New York, NY - Sept. 9, 2010 - Neurons are cells in the brain and body that communicate with one another by electrical and chemical signals -- like messages traveling along phone lines -- but scientists have observed that these cells purposefully hold back their full potential. Now, for the first time, scientists from Weill Cornell Medical College may be able to explain this behavior, but more importantly, how to boost a neuron's signaling.
The promising results published today in the journal Neuron may explain how to unlock a neuron's communication system, which could lead to new drugs for the treatment of neurodegenerative diseases, such as Alzheimer's disease.
"Scientists have observed that the neuron uses only about half of its signaling ability, but, until now, no one understood exactly why this happens or how to augment it," says Dr. Timothy Ryan, senior author of the study and professor of biochemistry at Weill Cornell Medical College in New York City.
Dr. Ryan explains that there is a "resting pool" of cell organelles called vesicles -- bubble-like structures located at the ends of the neuron that carry neurotransmitter chemicals. These chemicals move from one neuron to another at a junction between neurons called the synapse. When an electrical signal arrives at the synapse it causes the vesicles to release their chemical, relaying a chemical message to the partnering cell. About 15 years ago scientists discovered that about half of the vesicles were in a "resting state" and never participated in this signaling relay.

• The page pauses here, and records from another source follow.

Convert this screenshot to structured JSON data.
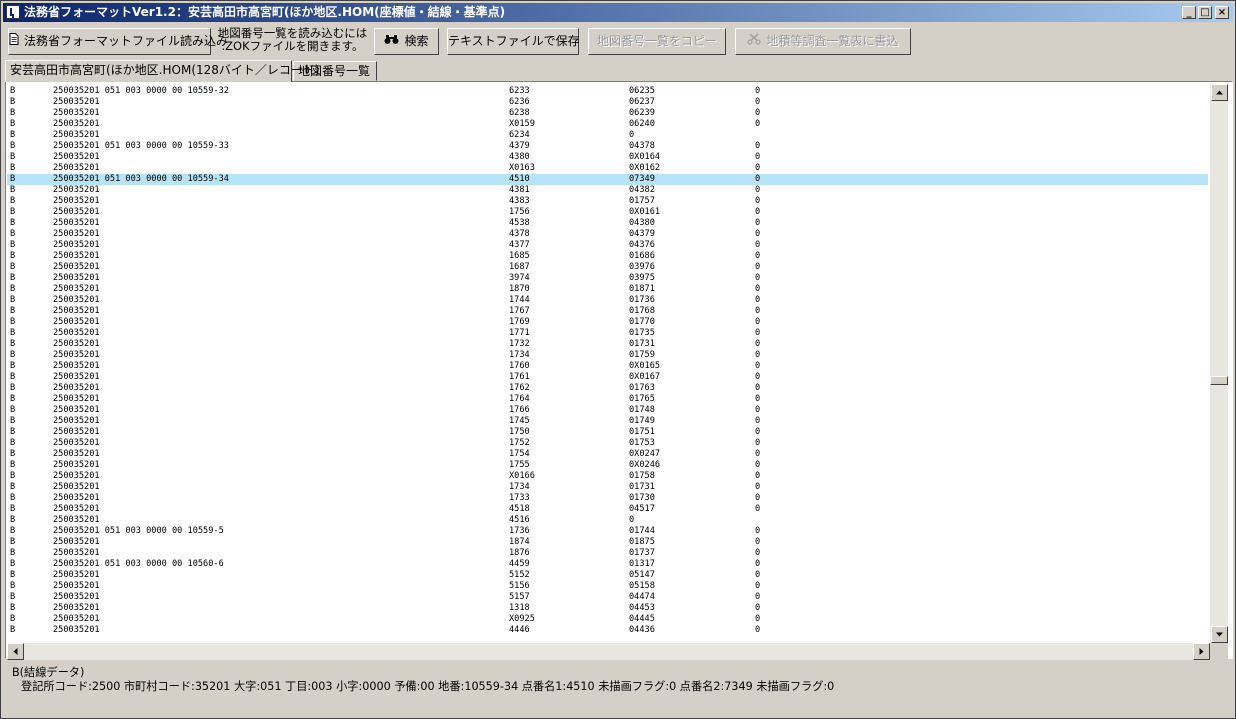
{
  "window": {
    "title": "法務省フォーマットVer1.2：安芸高田市高宮町(ほか地区.HOM(座標値・結線・基準点)",
    "min_label": "_",
    "max_label": "□",
    "close_label": "×"
  },
  "toolbar": {
    "load_label": "法務省フォーマットファイル読み込み",
    "hint_line1": "地図番号一覧を読み込むには",
    "hint_line2": ".ZOKファイルを開きます。",
    "search_label": "検索",
    "save_label": "テキストファイルで保存",
    "copy_label": "地図番号一覧をコピー",
    "write_label": "地積等調査一覧表に書込"
  },
  "tabs": [
    {
      "label": "安芸高田市高宮町(ほか地区.HOM(128バイト／レコード)"
    },
    {
      "label": "地図番号一覧"
    }
  ],
  "rows": [
    [
      "B",
      "250035201 051 003 0000 00 10559-32",
      "6233",
      "06235",
      "0"
    ],
    [
      "B",
      "250035201",
      "6236",
      "06237",
      "0"
    ],
    [
      "B",
      "250035201",
      "6238",
      "06239",
      "0"
    ],
    [
      "B",
      "250035201",
      "X0159",
      "06240",
      "0"
    ],
    [
      "B",
      "250035201",
      "6234",
      "0",
      ""
    ],
    [
      "B",
      "250035201 051 003 0000 00 10559-33",
      "4379",
      "04378",
      "0"
    ],
    [
      "B",
      "250035201",
      "4380",
      "0X0164",
      "0"
    ],
    [
      "B",
      "250035201",
      "X0163",
      "0X0162",
      "0"
    ],
    [
      "B",
      "250035201 051 003 0000 00 10559-34",
      "4510",
      "07349",
      "0"
    ],
    [
      "B",
      "250035201",
      "4381",
      "04382",
      "0"
    ],
    [
      "B",
      "250035201",
      "4383",
      "01757",
      "0"
    ],
    [
      "B",
      "250035201",
      "1756",
      "0X0161",
      "0"
    ],
    [
      "B",
      "250035201",
      "4538",
      "04380",
      "0"
    ],
    [
      "B",
      "250035201",
      "4378",
      "04379",
      "0"
    ],
    [
      "B",
      "250035201",
      "4377",
      "04376",
      "0"
    ],
    [
      "B",
      "250035201",
      "1685",
      "01686",
      "0"
    ],
    [
      "B",
      "250035201",
      "1687",
      "03976",
      "0"
    ],
    [
      "B",
      "250035201",
      "3974",
      "03975",
      "0"
    ],
    [
      "B",
      "250035201",
      "1870",
      "01871",
      "0"
    ],
    [
      "B",
      "250035201",
      "1744",
      "01736",
      "0"
    ],
    [
      "B",
      "250035201",
      "1767",
      "01768",
      "0"
    ],
    [
      "B",
      "250035201",
      "1769",
      "01770",
      "0"
    ],
    [
      "B",
      "250035201",
      "1771",
      "01735",
      "0"
    ],
    [
      "B",
      "250035201",
      "1732",
      "01731",
      "0"
    ],
    [
      "B",
      "250035201",
      "1734",
      "01759",
      "0"
    ],
    [
      "B",
      "250035201",
      "1760",
      "0X0165",
      "0"
    ],
    [
      "B",
      "250035201",
      "1761",
      "0X0167",
      "0"
    ],
    [
      "B",
      "250035201",
      "1762",
      "01763",
      "0"
    ],
    [
      "B",
      "250035201",
      "1764",
      "01765",
      "0"
    ],
    [
      "B",
      "250035201",
      "1766",
      "01748",
      "0"
    ],
    [
      "B",
      "250035201",
      "1745",
      "01749",
      "0"
    ],
    [
      "B",
      "250035201",
      "1750",
      "01751",
      "0"
    ],
    [
      "B",
      "250035201",
      "1752",
      "01753",
      "0"
    ],
    [
      "B",
      "250035201",
      "1754",
      "0X0247",
      "0"
    ],
    [
      "B",
      "250035201",
      "1755",
      "0X0246",
      "0"
    ],
    [
      "B",
      "250035201",
      "X0166",
      "01758",
      "0"
    ],
    [
      "B",
      "250035201",
      "1734",
      "01731",
      "0"
    ],
    [
      "B",
      "250035201",
      "1733",
      "01730",
      "0"
    ],
    [
      "B",
      "250035201",
      "4518",
      "04517",
      "0"
    ],
    [
      "B",
      "250035201",
      "4516",
      "0",
      ""
    ],
    [
      "B",
      "250035201 051 003 0000 00 10559-5",
      "1736",
      "01744",
      "0"
    ],
    [
      "B",
      "250035201",
      "1874",
      "01875",
      "0"
    ],
    [
      "B",
      "250035201",
      "1876",
      "01737",
      "0"
    ],
    [
      "B",
      "250035201 051 003 0000 00 10560-6",
      "4459",
      "01317",
      "0"
    ],
    [
      "B",
      "250035201",
      "5152",
      "05147",
      "0"
    ],
    [
      "B",
      "250035201",
      "5156",
      "05158",
      "0"
    ],
    [
      "B",
      "250035201",
      "5157",
      "04474",
      "0"
    ],
    [
      "B",
      "250035201",
      "1318",
      "04453",
      "0"
    ],
    [
      "B",
      "250035201",
      "X0925",
      "04445",
      "0"
    ],
    [
      "B",
      "250035201",
      "4446",
      "04436",
      "0"
    ]
  ],
  "selected_row": 8,
  "status": {
    "line1": "B(結線データ)",
    "line2": "登記所コード:2500  市町村コード:35201  大字:051  丁目:003  小字:0000  予備:00  地番:10559-34  点番名1:4510  未描画フラグ:0  点番名2:7349  未描画フラグ:0"
  }
}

"It's as if the vesicles were being held in neutral, immobilized and unable to engage the clutch that would allow them to move forward to deliver their payload," says Dr. Ryan.
The researchers found that they could release the immobile vesicles by blocking a protein called cyclin-dependent kinase 5 (CDK5), which is already known to be involved in brain development. They found that after CDK5 was blocked in rat neurons, almost all of the vesicles could be tapped to take part in the job of relaying the signal.
"But we still didn't understand why this system was in place -- why does the brain hold back half the signal?" says Dr. Ryan.
In addition to discovering that blocking CDK5 would unlock the resting vesicles, Dr. Ryan was able to "trick" the pre-synaptic neuron into releasing the rest of the vesicles by simply keeping the neuron quiet for several days using a toxin that blocked the electrical signaling system.
"We believe that the neurons somehow were able to recognize that the signal is not getting through, so it decides to boost the signal by sending in reserve troops," explains Dr. Ryan. "It's as if the neuron has a failsafe system. If the message doesn't get through, there are backups ready to accomplish the mission."
Dr. Ryan hopes that a better understanding of how the neuronal vesicles behave and how to artificially boost neuronal signaling will eventually lead to drugs that may help treat neurodegenerative diseases.
Dr. Sung Hyun Kim from Weill Cornell Medical College is the co-author of this study, supported in part by grants from the National Institutes of Health and a sponsored research agreement with Galenea Corp. Dr. Ryan is a paid consultant and holds equity in Galenea Corp.
Weill Cornell Medical College
Weill Cornell Medical College, Cornell University's medical school located in New York City, is committed to excellence in research, teaching, patient care and the advancement of the art and science of medicine, locally, nationally and globally. Physicians and scientists of Weill Cornell Medical College are engaged in cutting-edge research from bench to bedside, aimed at unlocking mysteries of the human body in health and sickness and toward developing new treatments and prevention strategies. In its commitment to global health and education, Weill Cornell has a strong presence in places such as Qatar, Tanzania, Haiti, Brazil, Austria and Turkey. Through the historic Weill Cornell Medical College in Qatar, the Medical College is the first in the U.S. to offer its M.D. degree overseas. Weill Cornell is the birthplace of many medical advances -- including the development of the Pap test for cervical cancer, the synthesis of penicillin, the first successful embryo-biopsy pregnancy and birth in the U.S., the first clinical trial of gene therapy for Parkinson's disease, and most recently, the world's first successful use of deep brain stimulation to treat a minimally conscious brain-injured patient. Weill Cornell Medical College is affiliated with NewYork-Presbyterian Hospital, where its faculty provides comprehensive patient care at NewYork-Presbyterian Hospital/Weill Cornell Medical Center. The Medical College is also affiliated with the Methodist Hospital in Houston. For more information, visit www.med.cornell.edu.